Likewise, in the given federalism of education policy, history and social studies lessons should be accorded that important role that they have especially in times of globalization. Years ago, in the light of the swelling globalization and glocalization debate, Ralf Dahrendorf formulated the right, important sentence that patriotism is the prerequisite for cosmopolitanism [11] - an only apparent paradox that is both worthwhile and necessary to think about today. It is less about terms than about content.

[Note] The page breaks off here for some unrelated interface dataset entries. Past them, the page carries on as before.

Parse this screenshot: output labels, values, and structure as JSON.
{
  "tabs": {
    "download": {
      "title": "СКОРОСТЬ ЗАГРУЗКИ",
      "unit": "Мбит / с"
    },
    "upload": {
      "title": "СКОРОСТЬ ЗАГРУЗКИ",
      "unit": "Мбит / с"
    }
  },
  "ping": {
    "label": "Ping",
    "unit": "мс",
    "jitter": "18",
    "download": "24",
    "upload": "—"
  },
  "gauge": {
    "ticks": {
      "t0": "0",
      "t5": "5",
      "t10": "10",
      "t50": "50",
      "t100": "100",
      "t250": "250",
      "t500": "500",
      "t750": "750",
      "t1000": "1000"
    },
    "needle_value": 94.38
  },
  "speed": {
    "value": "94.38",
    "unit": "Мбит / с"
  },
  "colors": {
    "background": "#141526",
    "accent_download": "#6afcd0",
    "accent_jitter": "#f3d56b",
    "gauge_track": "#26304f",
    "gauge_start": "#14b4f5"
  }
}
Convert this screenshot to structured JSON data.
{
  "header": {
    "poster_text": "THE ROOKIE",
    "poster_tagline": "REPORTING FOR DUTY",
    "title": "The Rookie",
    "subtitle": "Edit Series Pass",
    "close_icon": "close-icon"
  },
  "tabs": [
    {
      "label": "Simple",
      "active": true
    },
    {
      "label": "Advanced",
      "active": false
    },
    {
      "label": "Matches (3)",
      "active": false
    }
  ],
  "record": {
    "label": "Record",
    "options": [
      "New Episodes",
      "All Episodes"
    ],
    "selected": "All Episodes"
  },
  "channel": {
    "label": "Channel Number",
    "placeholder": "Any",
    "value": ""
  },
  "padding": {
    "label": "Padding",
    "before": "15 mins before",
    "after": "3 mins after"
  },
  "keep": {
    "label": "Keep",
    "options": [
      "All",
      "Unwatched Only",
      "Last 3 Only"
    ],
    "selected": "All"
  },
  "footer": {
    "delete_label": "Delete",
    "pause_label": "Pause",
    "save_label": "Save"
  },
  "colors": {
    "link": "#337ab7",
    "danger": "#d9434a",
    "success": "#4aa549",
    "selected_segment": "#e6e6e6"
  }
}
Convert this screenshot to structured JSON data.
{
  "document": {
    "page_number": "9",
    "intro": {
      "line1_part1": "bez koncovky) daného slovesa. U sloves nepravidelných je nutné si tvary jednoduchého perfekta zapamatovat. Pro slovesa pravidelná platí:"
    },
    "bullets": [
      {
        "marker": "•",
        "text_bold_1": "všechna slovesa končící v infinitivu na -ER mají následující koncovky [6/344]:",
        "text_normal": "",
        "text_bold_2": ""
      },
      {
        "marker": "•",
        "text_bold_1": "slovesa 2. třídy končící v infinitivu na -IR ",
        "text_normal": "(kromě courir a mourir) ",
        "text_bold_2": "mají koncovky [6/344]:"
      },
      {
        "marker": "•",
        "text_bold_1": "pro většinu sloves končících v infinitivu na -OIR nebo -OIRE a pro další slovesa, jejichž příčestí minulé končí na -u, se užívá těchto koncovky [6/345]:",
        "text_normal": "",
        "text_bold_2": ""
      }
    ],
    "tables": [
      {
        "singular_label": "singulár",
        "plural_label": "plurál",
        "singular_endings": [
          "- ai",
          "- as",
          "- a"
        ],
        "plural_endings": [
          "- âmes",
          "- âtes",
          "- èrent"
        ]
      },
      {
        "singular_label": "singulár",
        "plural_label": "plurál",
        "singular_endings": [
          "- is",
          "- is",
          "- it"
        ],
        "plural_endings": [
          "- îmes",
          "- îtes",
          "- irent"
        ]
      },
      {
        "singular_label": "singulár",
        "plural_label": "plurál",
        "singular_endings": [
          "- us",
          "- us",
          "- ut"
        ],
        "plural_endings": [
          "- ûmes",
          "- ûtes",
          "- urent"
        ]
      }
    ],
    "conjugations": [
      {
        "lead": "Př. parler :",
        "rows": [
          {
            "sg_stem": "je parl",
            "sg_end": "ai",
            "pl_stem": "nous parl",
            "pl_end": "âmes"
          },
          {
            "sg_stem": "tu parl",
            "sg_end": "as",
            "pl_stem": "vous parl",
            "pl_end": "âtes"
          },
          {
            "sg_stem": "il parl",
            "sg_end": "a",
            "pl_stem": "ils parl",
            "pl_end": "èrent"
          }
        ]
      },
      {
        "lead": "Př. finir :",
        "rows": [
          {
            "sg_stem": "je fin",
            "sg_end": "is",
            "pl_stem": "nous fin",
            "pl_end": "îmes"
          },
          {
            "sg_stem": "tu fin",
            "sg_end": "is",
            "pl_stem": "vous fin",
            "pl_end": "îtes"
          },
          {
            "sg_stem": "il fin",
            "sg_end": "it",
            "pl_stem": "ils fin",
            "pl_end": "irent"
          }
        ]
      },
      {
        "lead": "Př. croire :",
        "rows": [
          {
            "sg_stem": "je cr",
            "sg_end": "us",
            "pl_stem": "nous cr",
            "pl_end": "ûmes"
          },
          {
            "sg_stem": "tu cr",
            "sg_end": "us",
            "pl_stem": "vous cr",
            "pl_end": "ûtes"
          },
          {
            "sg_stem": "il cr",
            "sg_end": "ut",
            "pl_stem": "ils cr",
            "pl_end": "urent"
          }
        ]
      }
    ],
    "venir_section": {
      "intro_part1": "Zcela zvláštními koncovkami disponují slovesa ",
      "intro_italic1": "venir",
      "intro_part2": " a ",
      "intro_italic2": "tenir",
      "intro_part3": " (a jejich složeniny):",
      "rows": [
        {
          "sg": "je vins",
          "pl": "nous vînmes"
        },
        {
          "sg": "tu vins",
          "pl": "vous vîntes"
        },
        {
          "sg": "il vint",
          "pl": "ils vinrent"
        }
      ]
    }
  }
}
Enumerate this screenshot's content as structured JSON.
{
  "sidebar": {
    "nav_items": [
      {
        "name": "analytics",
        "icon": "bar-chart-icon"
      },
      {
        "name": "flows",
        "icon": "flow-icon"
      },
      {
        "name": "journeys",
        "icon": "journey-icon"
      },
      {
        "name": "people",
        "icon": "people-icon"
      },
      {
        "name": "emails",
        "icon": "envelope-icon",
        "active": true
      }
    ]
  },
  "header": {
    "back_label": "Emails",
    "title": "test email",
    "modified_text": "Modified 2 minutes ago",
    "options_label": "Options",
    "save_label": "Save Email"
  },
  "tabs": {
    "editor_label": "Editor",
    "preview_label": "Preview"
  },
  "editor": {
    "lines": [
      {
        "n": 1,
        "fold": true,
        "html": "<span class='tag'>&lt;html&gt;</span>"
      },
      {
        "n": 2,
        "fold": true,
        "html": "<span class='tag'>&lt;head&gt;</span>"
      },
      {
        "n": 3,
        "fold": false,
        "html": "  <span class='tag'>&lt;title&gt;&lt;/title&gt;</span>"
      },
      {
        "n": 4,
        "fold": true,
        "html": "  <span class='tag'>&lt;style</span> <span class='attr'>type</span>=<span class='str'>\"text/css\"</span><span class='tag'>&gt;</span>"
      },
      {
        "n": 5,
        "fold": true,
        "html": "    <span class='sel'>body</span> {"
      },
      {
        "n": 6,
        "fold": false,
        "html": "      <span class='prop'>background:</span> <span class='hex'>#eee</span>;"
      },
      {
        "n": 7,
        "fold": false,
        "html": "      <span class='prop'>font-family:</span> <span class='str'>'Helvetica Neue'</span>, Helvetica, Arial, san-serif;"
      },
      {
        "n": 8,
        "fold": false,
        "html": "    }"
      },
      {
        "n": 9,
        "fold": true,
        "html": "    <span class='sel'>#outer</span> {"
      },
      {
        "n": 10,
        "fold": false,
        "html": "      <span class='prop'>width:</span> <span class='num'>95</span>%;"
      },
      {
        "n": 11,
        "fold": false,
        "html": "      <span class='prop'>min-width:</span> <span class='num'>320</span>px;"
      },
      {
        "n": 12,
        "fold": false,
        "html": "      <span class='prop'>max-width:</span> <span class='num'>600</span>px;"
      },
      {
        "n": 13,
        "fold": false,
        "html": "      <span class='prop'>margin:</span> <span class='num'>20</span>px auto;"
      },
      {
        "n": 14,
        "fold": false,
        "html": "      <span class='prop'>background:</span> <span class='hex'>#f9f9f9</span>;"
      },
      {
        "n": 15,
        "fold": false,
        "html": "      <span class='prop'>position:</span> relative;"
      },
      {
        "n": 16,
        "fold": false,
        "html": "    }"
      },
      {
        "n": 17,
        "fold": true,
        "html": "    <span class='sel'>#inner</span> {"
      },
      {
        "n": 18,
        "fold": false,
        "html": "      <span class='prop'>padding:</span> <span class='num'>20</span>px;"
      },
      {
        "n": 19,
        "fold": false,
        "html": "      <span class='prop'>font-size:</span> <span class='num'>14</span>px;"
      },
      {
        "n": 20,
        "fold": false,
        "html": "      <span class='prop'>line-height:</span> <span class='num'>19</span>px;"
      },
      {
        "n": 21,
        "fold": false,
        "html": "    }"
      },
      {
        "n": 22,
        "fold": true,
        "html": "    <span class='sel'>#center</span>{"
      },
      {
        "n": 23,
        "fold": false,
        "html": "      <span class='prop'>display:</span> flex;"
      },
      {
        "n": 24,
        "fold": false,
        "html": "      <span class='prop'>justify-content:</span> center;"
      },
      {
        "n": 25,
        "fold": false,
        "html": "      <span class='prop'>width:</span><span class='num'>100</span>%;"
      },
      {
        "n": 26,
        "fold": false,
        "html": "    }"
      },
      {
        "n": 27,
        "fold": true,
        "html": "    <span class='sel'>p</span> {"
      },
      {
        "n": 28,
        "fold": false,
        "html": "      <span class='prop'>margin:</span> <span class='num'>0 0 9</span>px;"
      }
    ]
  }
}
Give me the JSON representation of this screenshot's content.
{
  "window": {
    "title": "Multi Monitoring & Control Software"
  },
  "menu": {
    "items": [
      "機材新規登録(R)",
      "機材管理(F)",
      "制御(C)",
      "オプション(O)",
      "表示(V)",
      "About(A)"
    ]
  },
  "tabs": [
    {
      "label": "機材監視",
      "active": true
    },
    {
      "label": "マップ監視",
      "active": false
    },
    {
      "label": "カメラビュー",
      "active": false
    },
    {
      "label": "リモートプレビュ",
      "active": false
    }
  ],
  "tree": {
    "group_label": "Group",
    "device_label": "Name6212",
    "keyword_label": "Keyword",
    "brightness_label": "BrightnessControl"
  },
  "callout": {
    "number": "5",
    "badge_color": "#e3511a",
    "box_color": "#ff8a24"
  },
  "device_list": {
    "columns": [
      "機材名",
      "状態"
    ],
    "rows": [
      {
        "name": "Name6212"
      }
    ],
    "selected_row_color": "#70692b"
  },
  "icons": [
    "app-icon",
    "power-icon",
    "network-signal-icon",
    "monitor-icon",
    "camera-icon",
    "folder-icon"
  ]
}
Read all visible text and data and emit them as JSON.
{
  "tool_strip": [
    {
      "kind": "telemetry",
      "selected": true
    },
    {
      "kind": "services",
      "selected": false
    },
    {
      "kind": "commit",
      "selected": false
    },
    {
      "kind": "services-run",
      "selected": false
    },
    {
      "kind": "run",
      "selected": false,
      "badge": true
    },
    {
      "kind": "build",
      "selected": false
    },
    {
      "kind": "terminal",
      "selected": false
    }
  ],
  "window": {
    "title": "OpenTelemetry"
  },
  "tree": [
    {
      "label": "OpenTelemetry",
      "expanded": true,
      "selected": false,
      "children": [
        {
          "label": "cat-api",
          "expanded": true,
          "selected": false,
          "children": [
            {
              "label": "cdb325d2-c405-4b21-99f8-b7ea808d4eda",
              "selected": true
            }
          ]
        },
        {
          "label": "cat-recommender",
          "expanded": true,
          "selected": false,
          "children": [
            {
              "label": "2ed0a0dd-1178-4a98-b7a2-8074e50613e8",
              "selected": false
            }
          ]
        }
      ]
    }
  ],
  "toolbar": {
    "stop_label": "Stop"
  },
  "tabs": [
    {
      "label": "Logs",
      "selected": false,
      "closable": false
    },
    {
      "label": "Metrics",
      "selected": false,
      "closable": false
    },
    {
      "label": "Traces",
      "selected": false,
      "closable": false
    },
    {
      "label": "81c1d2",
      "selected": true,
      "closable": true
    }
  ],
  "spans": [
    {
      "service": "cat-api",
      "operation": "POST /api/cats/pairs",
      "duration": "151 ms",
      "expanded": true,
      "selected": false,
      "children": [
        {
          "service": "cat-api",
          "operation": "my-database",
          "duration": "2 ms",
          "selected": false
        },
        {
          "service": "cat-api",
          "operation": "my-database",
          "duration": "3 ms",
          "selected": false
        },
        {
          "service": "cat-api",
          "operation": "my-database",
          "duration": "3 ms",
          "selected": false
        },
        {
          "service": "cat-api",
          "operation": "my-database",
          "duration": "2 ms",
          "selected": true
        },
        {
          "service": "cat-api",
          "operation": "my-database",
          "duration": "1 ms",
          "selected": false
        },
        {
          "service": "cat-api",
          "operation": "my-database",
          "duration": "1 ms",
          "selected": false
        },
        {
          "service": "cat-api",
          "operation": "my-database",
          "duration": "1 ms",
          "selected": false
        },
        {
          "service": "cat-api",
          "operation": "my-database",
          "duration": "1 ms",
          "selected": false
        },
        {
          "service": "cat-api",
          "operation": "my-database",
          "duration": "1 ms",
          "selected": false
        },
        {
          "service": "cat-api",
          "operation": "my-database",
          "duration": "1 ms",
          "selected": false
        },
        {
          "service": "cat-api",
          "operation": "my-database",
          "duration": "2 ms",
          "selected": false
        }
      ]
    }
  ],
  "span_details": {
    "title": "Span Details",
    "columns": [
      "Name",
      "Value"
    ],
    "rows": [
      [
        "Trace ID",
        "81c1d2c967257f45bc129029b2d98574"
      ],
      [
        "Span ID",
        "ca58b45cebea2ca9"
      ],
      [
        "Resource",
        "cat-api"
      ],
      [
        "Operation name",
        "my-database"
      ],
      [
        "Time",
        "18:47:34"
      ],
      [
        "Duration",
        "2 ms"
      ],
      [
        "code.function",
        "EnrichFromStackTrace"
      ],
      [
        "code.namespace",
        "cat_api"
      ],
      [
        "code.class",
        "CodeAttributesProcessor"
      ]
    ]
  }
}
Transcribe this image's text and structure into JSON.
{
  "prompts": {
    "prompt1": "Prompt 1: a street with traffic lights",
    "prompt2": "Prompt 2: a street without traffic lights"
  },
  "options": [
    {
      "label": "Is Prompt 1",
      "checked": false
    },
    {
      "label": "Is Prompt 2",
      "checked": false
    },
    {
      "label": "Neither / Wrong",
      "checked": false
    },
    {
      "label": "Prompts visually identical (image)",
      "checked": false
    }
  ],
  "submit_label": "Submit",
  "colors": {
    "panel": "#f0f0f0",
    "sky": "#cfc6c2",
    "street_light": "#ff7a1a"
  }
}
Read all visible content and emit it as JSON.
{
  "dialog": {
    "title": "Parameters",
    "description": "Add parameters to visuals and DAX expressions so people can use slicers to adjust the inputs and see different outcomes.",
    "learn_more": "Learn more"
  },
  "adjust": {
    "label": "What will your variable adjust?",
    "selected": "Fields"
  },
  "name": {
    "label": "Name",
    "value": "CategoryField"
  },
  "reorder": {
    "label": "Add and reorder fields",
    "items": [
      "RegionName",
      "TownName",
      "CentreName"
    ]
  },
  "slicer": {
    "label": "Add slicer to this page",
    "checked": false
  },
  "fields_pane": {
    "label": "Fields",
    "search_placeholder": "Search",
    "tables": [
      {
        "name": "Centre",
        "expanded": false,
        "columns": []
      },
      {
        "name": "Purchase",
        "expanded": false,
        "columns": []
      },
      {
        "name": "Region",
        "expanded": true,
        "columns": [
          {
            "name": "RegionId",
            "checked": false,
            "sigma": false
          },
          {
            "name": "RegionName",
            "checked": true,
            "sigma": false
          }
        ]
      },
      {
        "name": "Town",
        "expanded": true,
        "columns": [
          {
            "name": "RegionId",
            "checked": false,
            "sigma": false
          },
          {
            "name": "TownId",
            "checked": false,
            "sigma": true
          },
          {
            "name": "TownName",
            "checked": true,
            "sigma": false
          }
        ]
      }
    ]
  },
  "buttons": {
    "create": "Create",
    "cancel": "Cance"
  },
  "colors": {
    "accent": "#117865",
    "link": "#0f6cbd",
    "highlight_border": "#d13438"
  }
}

Regardless of whether "patriotism", "constitutional patriotism" à la Habermas, [12] whether "cosmopolitan", "rational patriotism" or "patriotism 2.0" [13] - the descriptions vary, the central idea of ​​a contemporary connotation of freedom and commitment from Freedom and solidarity on the horizon of universalism and particularism are the same. An appropriate, historically based understanding of enlightened, liberal patriotism takes German responsibility in and for Europe into account for the political integration project "Europe", also in the target perspective of politically more far-reaching united states of a "core EU-27 + X", which for its part, however, always exists on the basis of and out of the socio-moral substance of the nations.

It also takes account of the necessity and the challenge of shaping the precarious relationship between freedom and commitment, between freedom and solidarity, between insurance and trust, in a humane way within the horizon of universalism and particularism. It's about the latter, about design, participation, participation. Change should result from understanding, responsibility from freedom, action should follow from insight. On a large and small scale, in both political and pre-political areas. To close those "scissors" or to prevent their further opening that endanger the cohesion of every modern society. Also the one in Germany.